|International Classification||H04B7/185, H04W88/06|
|Cooperative Classification||H04B7/18563, H04W88/06|
|European Classification||H04B7/185M12, H04W88/06|
|Mar 15, 1999||AS||Assignment|
Owner name: MOTOROLA, INC., ILLINOIS
Free format text: ASSIGNMENT OF ASSIGNORS INTEREST;ASSIGNOR:ROBINSON, WILLIAM NEIL;REEL/FRAME:009853/0020
Effective date: 19990125
|Jun 30, 2005||FPAY||Fee payment|
Year of fee payment: 4
|Jun 22, 2009||FPAY||Fee payment|
Year of fee payment: 8
|Apr 6, 2011||AS||Assignment|
Effective date: 20110104
Free format text: CHANGE OF NAME;ASSIGNOR:MOTOROLA, INC;REEL/FRAME:026081/0001
Owner name: MOTOROLA SOLUTIONS, INC., ILLINOIS

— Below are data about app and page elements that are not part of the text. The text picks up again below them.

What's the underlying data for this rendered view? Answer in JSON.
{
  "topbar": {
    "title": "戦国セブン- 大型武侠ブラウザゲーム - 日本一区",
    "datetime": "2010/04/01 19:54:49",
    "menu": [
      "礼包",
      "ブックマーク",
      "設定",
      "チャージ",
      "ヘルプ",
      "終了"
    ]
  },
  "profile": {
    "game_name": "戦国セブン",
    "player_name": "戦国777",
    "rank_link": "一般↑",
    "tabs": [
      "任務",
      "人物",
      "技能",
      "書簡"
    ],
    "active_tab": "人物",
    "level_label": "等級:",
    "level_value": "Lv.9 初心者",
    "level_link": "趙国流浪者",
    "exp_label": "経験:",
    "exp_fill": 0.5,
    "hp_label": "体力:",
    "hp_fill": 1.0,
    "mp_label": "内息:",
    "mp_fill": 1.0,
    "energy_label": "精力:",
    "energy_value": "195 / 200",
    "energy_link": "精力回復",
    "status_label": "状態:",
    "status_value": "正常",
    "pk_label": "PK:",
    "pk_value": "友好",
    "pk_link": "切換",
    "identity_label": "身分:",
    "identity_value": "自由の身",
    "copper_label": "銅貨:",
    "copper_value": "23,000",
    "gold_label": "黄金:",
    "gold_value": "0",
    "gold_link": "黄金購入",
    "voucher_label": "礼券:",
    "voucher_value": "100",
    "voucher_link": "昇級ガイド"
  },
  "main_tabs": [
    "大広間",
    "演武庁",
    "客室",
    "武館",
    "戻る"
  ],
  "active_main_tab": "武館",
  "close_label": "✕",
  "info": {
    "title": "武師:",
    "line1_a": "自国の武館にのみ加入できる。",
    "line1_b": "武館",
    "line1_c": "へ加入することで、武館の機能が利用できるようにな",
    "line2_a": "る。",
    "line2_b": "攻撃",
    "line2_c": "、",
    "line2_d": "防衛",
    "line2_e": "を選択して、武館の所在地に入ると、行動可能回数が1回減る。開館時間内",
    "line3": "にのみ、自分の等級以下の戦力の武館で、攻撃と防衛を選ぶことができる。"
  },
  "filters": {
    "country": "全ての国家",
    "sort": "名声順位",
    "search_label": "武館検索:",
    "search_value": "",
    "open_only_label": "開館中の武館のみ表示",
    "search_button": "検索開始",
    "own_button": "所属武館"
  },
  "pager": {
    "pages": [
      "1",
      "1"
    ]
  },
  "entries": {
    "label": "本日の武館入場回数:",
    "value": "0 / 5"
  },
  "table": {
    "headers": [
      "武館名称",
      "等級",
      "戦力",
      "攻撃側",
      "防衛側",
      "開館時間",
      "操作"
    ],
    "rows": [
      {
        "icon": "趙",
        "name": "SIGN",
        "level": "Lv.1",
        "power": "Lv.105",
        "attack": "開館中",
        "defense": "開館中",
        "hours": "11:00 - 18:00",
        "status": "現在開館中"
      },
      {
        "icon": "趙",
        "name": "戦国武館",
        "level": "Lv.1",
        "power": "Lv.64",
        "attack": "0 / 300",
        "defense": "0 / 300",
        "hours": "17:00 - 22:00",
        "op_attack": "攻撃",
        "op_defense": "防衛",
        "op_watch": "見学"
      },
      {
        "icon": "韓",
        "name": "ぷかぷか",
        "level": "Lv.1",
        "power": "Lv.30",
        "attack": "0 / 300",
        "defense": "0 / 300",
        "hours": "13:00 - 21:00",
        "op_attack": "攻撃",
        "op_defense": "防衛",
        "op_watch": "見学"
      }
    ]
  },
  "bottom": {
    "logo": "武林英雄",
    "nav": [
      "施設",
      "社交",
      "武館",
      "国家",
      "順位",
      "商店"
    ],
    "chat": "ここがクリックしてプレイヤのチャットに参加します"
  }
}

|Mar 18, 2013||FPAY||Fee payment|
Year of fee payment: 12